Exercise
Scan the entries below. List each line with "this".

(Data about app and page elements)

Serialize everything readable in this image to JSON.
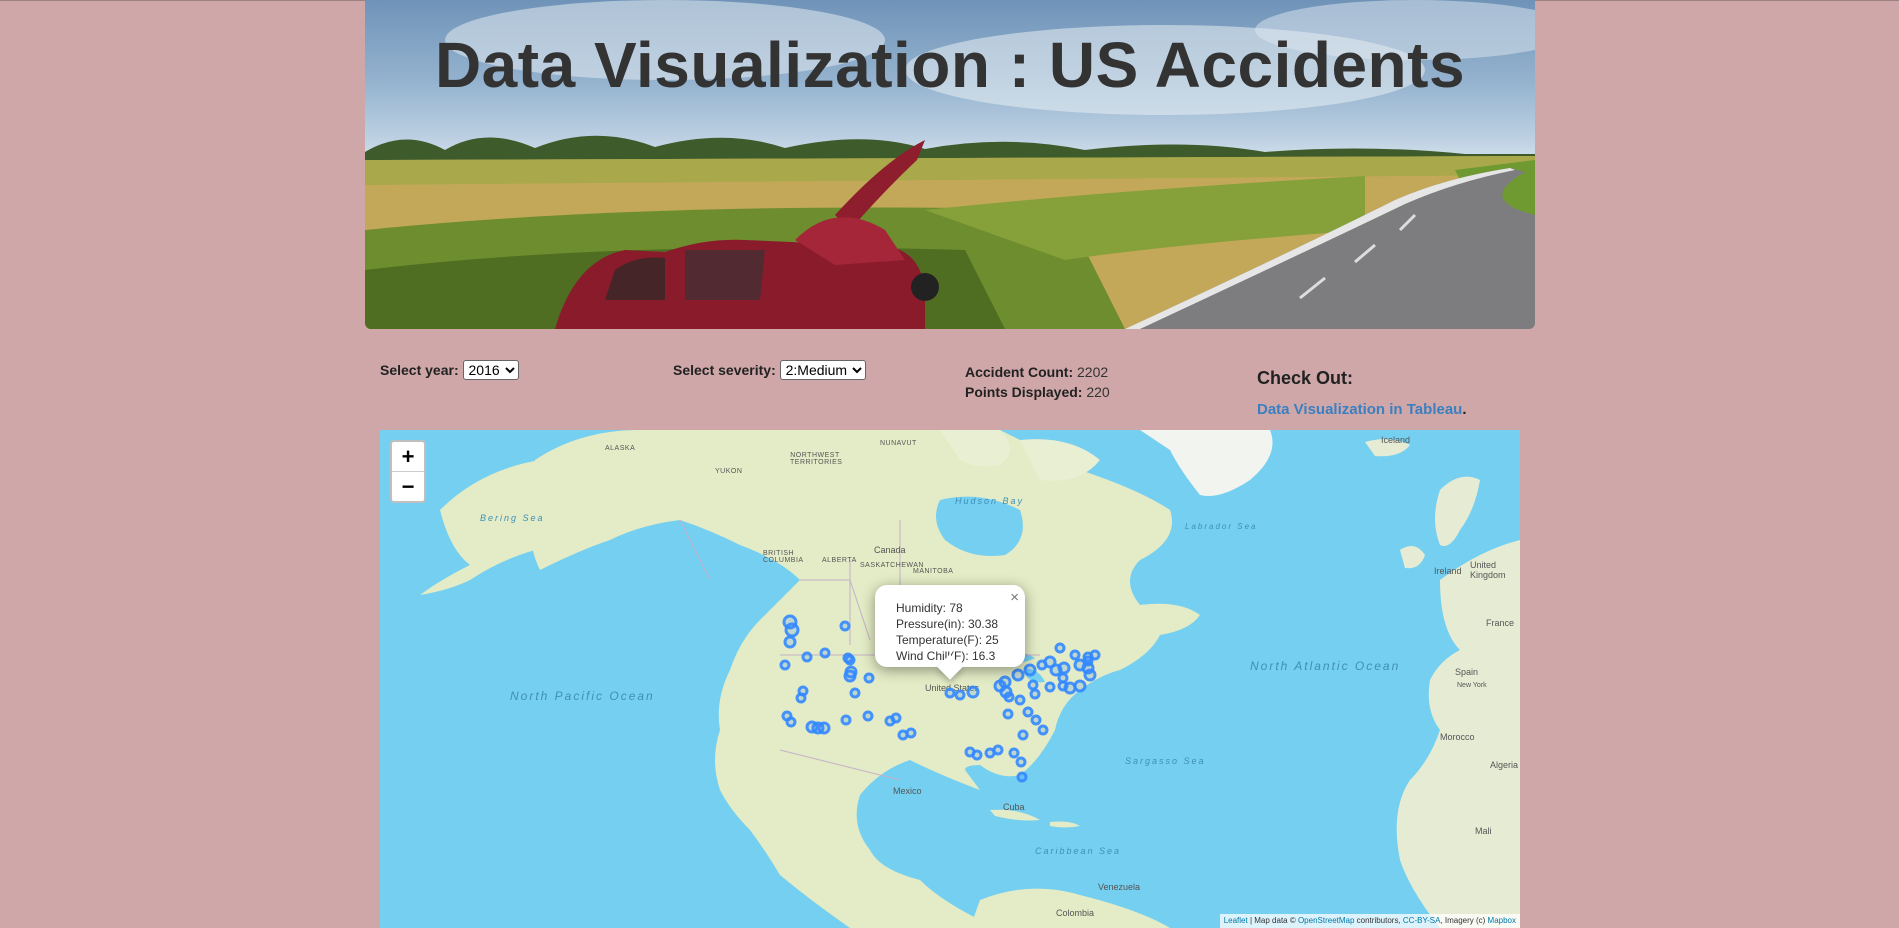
{
  "header": {
    "title": "Data Visualization : US Accidents"
  },
  "controls": {
    "year_label": "Select year:",
    "year_value": "2016",
    "year_options": [
      "2016"
    ],
    "severity_label": "Select severity:",
    "severity_value": "2:Medium",
    "severity_options": [
      "2:Medium"
    ]
  },
  "stats": {
    "count_label": "Accident Count:",
    "count_value": "2202",
    "displayed_label": "Points Displayed:",
    "displayed_value": "220"
  },
  "checkout": {
    "title": "Check Out:",
    "link_text": "Data Visualization in Tableau",
    "trailing": "."
  },
  "map": {
    "zoom_in": "+",
    "zoom_out": "−",
    "marker_color": "#3388ff",
    "popup": {
      "close": "×",
      "humidity": "Humidity: 78",
      "pressure": "Pressure(in): 30.38",
      "temperature": "Temperature(F): 25",
      "wind_chill": "Wind Chill(F): 16.3"
    },
    "labels": {
      "north_pacific_1": "North Pacific Ocean",
      "north_atlantic": "North Atlantic Ocean",
      "canada": "Canada",
      "united_states": "United States",
      "mexico": "Mexico",
      "iceland": "Iceland",
      "ireland": "Ireland",
      "united_kingdom": "United Kingdom",
      "france": "France",
      "spain": "Spain",
      "morocco": "Morocco",
      "algeria": "Algeria",
      "mali": "Mali",
      "cuba": "Cuba",
      "venezuela": "Venezuela",
      "colombia": "Colombia",
      "alaska": "ALASKA",
      "yukon": "YUKON",
      "nunavut": "NUNAVUT",
      "northwest_territories": "NORTHWEST TERRITORIES",
      "british_columbia": "BRITISH COLUMBIA",
      "alberta": "ALBERTA",
      "saskatchewan": "SASKATCHEWAN",
      "manitoba": "MANITOBA",
      "hudson_bay": "Hudson Bay",
      "bering_sea": "Bering Sea",
      "labrador_sea": "Labrador Sea",
      "sargasso_sea": "Sargasso Sea",
      "caribbean_sea": "Caribbean Sea",
      "new_york": "New York"
    },
    "attribution": {
      "leaflet": "Leaflet",
      "text1": " | Map data © ",
      "osm": "OpenStreetMap",
      "text2": " contributors, ",
      "ccbysa": "CC-BY-SA",
      "text3": ", Imagery (c) ",
      "mapbox": "Mapbox"
    }
  }
}
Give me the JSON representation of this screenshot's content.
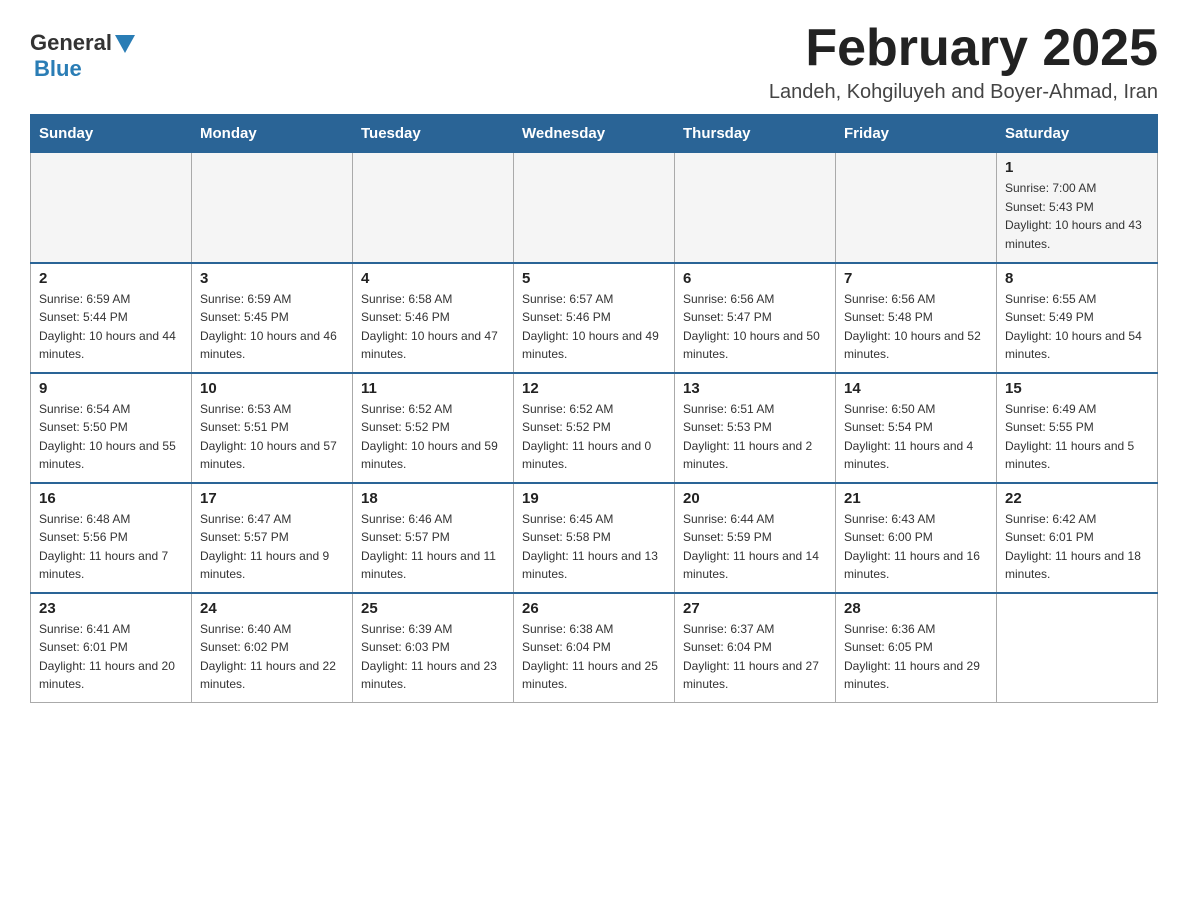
{
  "header": {
    "logo_general": "General",
    "logo_blue": "Blue",
    "month_title": "February 2025",
    "location": "Landeh, Kohgiluyeh and Boyer-Ahmad, Iran"
  },
  "weekdays": [
    "Sunday",
    "Monday",
    "Tuesday",
    "Wednesday",
    "Thursday",
    "Friday",
    "Saturday"
  ],
  "weeks": [
    [
      {
        "day": "",
        "sunrise": "",
        "sunset": "",
        "daylight": ""
      },
      {
        "day": "",
        "sunrise": "",
        "sunset": "",
        "daylight": ""
      },
      {
        "day": "",
        "sunrise": "",
        "sunset": "",
        "daylight": ""
      },
      {
        "day": "",
        "sunrise": "",
        "sunset": "",
        "daylight": ""
      },
      {
        "day": "",
        "sunrise": "",
        "sunset": "",
        "daylight": ""
      },
      {
        "day": "",
        "sunrise": "",
        "sunset": "",
        "daylight": ""
      },
      {
        "day": "1",
        "sunrise": "Sunrise: 7:00 AM",
        "sunset": "Sunset: 5:43 PM",
        "daylight": "Daylight: 10 hours and 43 minutes."
      }
    ],
    [
      {
        "day": "2",
        "sunrise": "Sunrise: 6:59 AM",
        "sunset": "Sunset: 5:44 PM",
        "daylight": "Daylight: 10 hours and 44 minutes."
      },
      {
        "day": "3",
        "sunrise": "Sunrise: 6:59 AM",
        "sunset": "Sunset: 5:45 PM",
        "daylight": "Daylight: 10 hours and 46 minutes."
      },
      {
        "day": "4",
        "sunrise": "Sunrise: 6:58 AM",
        "sunset": "Sunset: 5:46 PM",
        "daylight": "Daylight: 10 hours and 47 minutes."
      },
      {
        "day": "5",
        "sunrise": "Sunrise: 6:57 AM",
        "sunset": "Sunset: 5:46 PM",
        "daylight": "Daylight: 10 hours and 49 minutes."
      },
      {
        "day": "6",
        "sunrise": "Sunrise: 6:56 AM",
        "sunset": "Sunset: 5:47 PM",
        "daylight": "Daylight: 10 hours and 50 minutes."
      },
      {
        "day": "7",
        "sunrise": "Sunrise: 6:56 AM",
        "sunset": "Sunset: 5:48 PM",
        "daylight": "Daylight: 10 hours and 52 minutes."
      },
      {
        "day": "8",
        "sunrise": "Sunrise: 6:55 AM",
        "sunset": "Sunset: 5:49 PM",
        "daylight": "Daylight: 10 hours and 54 minutes."
      }
    ],
    [
      {
        "day": "9",
        "sunrise": "Sunrise: 6:54 AM",
        "sunset": "Sunset: 5:50 PM",
        "daylight": "Daylight: 10 hours and 55 minutes."
      },
      {
        "day": "10",
        "sunrise": "Sunrise: 6:53 AM",
        "sunset": "Sunset: 5:51 PM",
        "daylight": "Daylight: 10 hours and 57 minutes."
      },
      {
        "day": "11",
        "sunrise": "Sunrise: 6:52 AM",
        "sunset": "Sunset: 5:52 PM",
        "daylight": "Daylight: 10 hours and 59 minutes."
      },
      {
        "day": "12",
        "sunrise": "Sunrise: 6:52 AM",
        "sunset": "Sunset: 5:52 PM",
        "daylight": "Daylight: 11 hours and 0 minutes."
      },
      {
        "day": "13",
        "sunrise": "Sunrise: 6:51 AM",
        "sunset": "Sunset: 5:53 PM",
        "daylight": "Daylight: 11 hours and 2 minutes."
      },
      {
        "day": "14",
        "sunrise": "Sunrise: 6:50 AM",
        "sunset": "Sunset: 5:54 PM",
        "daylight": "Daylight: 11 hours and 4 minutes."
      },
      {
        "day": "15",
        "sunrise": "Sunrise: 6:49 AM",
        "sunset": "Sunset: 5:55 PM",
        "daylight": "Daylight: 11 hours and 5 minutes."
      }
    ],
    [
      {
        "day": "16",
        "sunrise": "Sunrise: 6:48 AM",
        "sunset": "Sunset: 5:56 PM",
        "daylight": "Daylight: 11 hours and 7 minutes."
      },
      {
        "day": "17",
        "sunrise": "Sunrise: 6:47 AM",
        "sunset": "Sunset: 5:57 PM",
        "daylight": "Daylight: 11 hours and 9 minutes."
      },
      {
        "day": "18",
        "sunrise": "Sunrise: 6:46 AM",
        "sunset": "Sunset: 5:57 PM",
        "daylight": "Daylight: 11 hours and 11 minutes."
      },
      {
        "day": "19",
        "sunrise": "Sunrise: 6:45 AM",
        "sunset": "Sunset: 5:58 PM",
        "daylight": "Daylight: 11 hours and 13 minutes."
      },
      {
        "day": "20",
        "sunrise": "Sunrise: 6:44 AM",
        "sunset": "Sunset: 5:59 PM",
        "daylight": "Daylight: 11 hours and 14 minutes."
      },
      {
        "day": "21",
        "sunrise": "Sunrise: 6:43 AM",
        "sunset": "Sunset: 6:00 PM",
        "daylight": "Daylight: 11 hours and 16 minutes."
      },
      {
        "day": "22",
        "sunrise": "Sunrise: 6:42 AM",
        "sunset": "Sunset: 6:01 PM",
        "daylight": "Daylight: 11 hours and 18 minutes."
      }
    ],
    [
      {
        "day": "23",
        "sunrise": "Sunrise: 6:41 AM",
        "sunset": "Sunset: 6:01 PM",
        "daylight": "Daylight: 11 hours and 20 minutes."
      },
      {
        "day": "24",
        "sunrise": "Sunrise: 6:40 AM",
        "sunset": "Sunset: 6:02 PM",
        "daylight": "Daylight: 11 hours and 22 minutes."
      },
      {
        "day": "25",
        "sunrise": "Sunrise: 6:39 AM",
        "sunset": "Sunset: 6:03 PM",
        "daylight": "Daylight: 11 hours and 23 minutes."
      },
      {
        "day": "26",
        "sunrise": "Sunrise: 6:38 AM",
        "sunset": "Sunset: 6:04 PM",
        "daylight": "Daylight: 11 hours and 25 minutes."
      },
      {
        "day": "27",
        "sunrise": "Sunrise: 6:37 AM",
        "sunset": "Sunset: 6:04 PM",
        "daylight": "Daylight: 11 hours and 27 minutes."
      },
      {
        "day": "28",
        "sunrise": "Sunrise: 6:36 AM",
        "sunset": "Sunset: 6:05 PM",
        "daylight": "Daylight: 11 hours and 29 minutes."
      },
      {
        "day": "",
        "sunrise": "",
        "sunset": "",
        "daylight": ""
      }
    ]
  ]
}
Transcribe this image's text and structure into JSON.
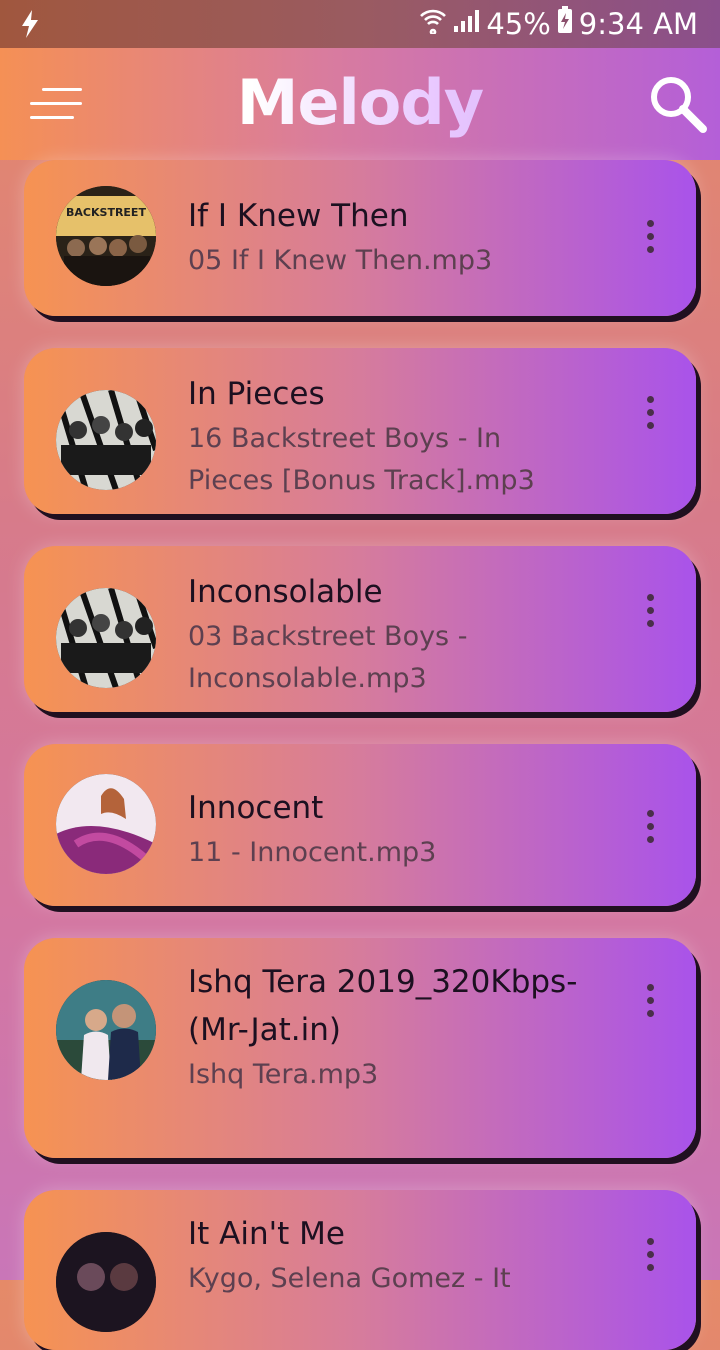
{
  "status_bar": {
    "battery": "45%",
    "time": "9:34 AM"
  },
  "app": {
    "title": "Melody"
  },
  "songs": [
    {
      "title": "If I Knew Then",
      "file": "05 If I Knew Then.mp3",
      "art": "backstreet-boys-this-is-us"
    },
    {
      "title": "In Pieces",
      "file": "16  Backstreet Boys - In Pieces [Bonus Track].mp3",
      "art": "backstreet-boys-in-a-world"
    },
    {
      "title": "Inconsolable",
      "file": "03  Backstreet Boys - Inconsolable.mp3",
      "art": "backstreet-boys-in-a-world"
    },
    {
      "title": "Innocent",
      "file": "11 - Innocent.mp3",
      "art": "speak-now"
    },
    {
      "title": "Ishq Tera 2019_320Kbps-(Mr-Jat.in)",
      "file": "Ishq Tera.mp3",
      "art": "ishq-tera"
    },
    {
      "title": "It Ain't Me",
      "file": "Kygo, Selena Gomez - It",
      "art": "it-aint-me"
    }
  ]
}
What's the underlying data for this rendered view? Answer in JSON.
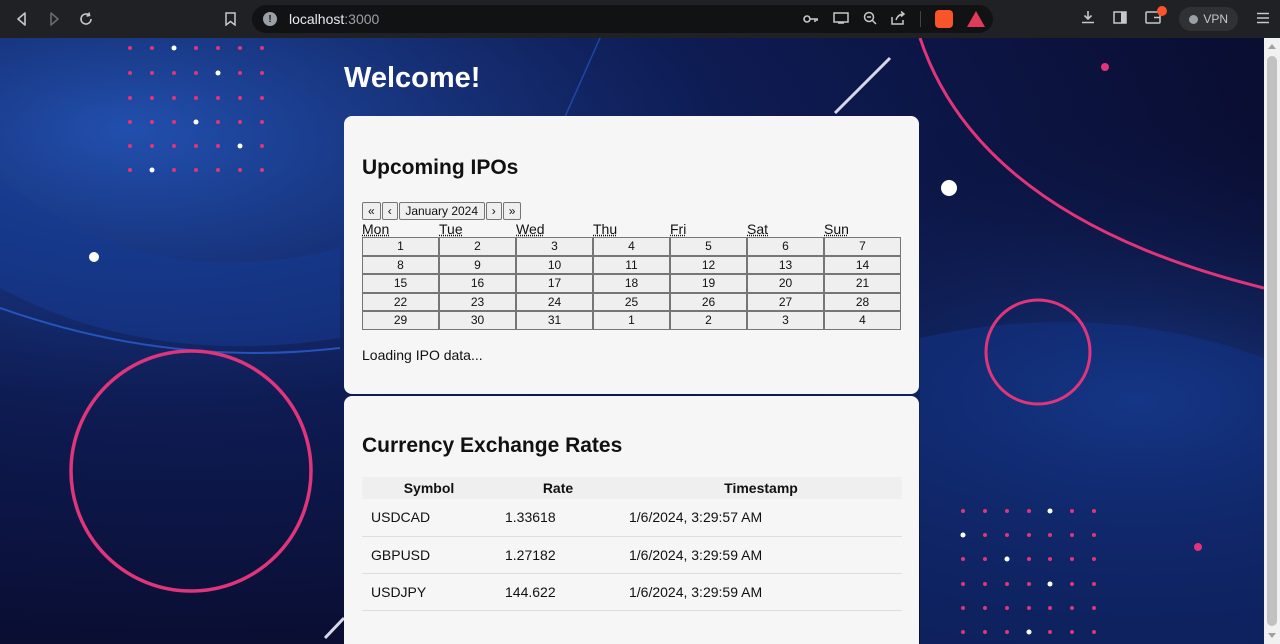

Response area
Serialize everything readable in this image to JSON.
Give me the JSON representation of this screenshot's content.
Transcribe this image's text and structure into JSON.
      "art": "backstreet-boys-this-is-us"
What's the underlying data for this rendered view? Answer in JSON.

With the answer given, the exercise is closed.